When is the use of arms against governmental officials justified? When it is the only means by which people can defend themselves from the evil conduct of their own government. When the lawmaker and the law-enforcer become the lawbreakers, it is the right and duty of the citizenry to meet force with force.
When public officials use force to engage in evil conduct against the citizenry, some people choose not to resist the evil — they submit to the tyranny peacefully; or they turn away when others are subjected to the tyranny; or they support the tyranny, usually out of fear. Others resist the evil, either within their own minds or openly through speech or force; they fear God much more than they do death at the hands of the state.
Sin vs. Evil

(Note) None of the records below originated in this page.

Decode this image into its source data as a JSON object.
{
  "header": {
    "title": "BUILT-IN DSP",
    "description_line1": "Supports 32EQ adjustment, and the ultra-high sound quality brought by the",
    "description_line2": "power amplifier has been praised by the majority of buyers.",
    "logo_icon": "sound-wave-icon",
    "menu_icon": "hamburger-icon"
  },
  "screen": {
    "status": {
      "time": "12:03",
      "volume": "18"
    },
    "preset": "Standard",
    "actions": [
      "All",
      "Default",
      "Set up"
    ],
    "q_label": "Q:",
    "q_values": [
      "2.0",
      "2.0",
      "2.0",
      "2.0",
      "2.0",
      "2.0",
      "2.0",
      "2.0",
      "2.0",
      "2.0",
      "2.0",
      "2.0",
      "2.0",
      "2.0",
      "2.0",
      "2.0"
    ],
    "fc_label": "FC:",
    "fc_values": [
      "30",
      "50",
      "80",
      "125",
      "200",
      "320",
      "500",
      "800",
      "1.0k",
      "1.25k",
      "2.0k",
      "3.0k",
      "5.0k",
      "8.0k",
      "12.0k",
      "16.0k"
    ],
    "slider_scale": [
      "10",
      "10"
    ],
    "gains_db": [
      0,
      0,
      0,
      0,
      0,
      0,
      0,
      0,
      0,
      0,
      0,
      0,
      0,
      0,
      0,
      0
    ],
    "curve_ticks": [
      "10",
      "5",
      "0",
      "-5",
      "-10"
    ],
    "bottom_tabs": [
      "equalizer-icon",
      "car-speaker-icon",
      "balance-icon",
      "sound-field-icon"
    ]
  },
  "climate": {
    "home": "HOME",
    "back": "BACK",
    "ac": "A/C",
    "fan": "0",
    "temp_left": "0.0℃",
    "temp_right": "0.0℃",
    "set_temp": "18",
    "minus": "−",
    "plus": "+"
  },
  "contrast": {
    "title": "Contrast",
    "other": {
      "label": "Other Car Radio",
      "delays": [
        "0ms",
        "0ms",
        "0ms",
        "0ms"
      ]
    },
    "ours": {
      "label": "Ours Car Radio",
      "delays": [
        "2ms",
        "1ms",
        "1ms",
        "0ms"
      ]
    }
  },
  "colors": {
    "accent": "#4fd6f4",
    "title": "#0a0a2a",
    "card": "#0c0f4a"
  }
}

In justifying their incineration of the Branch Davidians, U.S. governmental officials made much to do about the sinfulness and evil of David Koresh and his followers. But sinfulness and evil are not the same. In his book People of the Lie, the noted psychiatrist M. Scott Peck explained:
“Sin is nothing more and nothing less than a failure to be continually perfect. Because it is impossible for us to be continually perfect, we are all sinners. . . Evil is defined as the exercise of political power — that is, the imposition of one’s will upon others by overt or covert coercion — in order to avoid. . . spiritual growth. In other words, the evil attack others instead of facing their own failures. . . . Evil people feel themselves to be perfect. . . Since the evil, deep down, feel themselves to be faultless, it is inevitable that when they are in conflict with the world they will invariably perceive the conflict as the world’s fault. Since they must deny their own badness, they must perceive others as bad. They project their own evil onto the world. They never think of themselves as evil; on the other hand, they consequently see much evil in others. . . . Strangely enough, evil people are often destructive because they are attempting to destroy evil. The problem is that they misplace the locus of the evil. Instead of destroying others they should be destroying the sickness within themselves.”
Fifty years ago, in his book The Road to Serfdom, Friedrich Hayek argued that Americans were traveling the same road that all others in history, including the communists, fascists, and Nazis, had traveled. People scoffed. But Americans did indeed travel that road. Believing they could exchange the liberty bestowed by God for the siren-song of governmental security, Americans instituted their welfare state and their managed economy. And now they are discovering the horrible truth: by abandoning the principles of their ancestors, they have neither liberty nor security.
What is the solution for the American people? To abandon the cult of the omnipotent state — to dissociate themselves from, and openly oppose, the evil actions of their own government — to acknowledge that their support of the welfare state and the managed economy was not only an economic error but a sinful one as well — to stand for the repeal, not the reform, of this evil and immoral way of life — to recognize that their lives, liberties, and properties are rights endowed in them by God, not privileges given by government — to move toward the ideas and ideals of America’s Founding Fathers — and to pledge never again to become serfs on the plantation.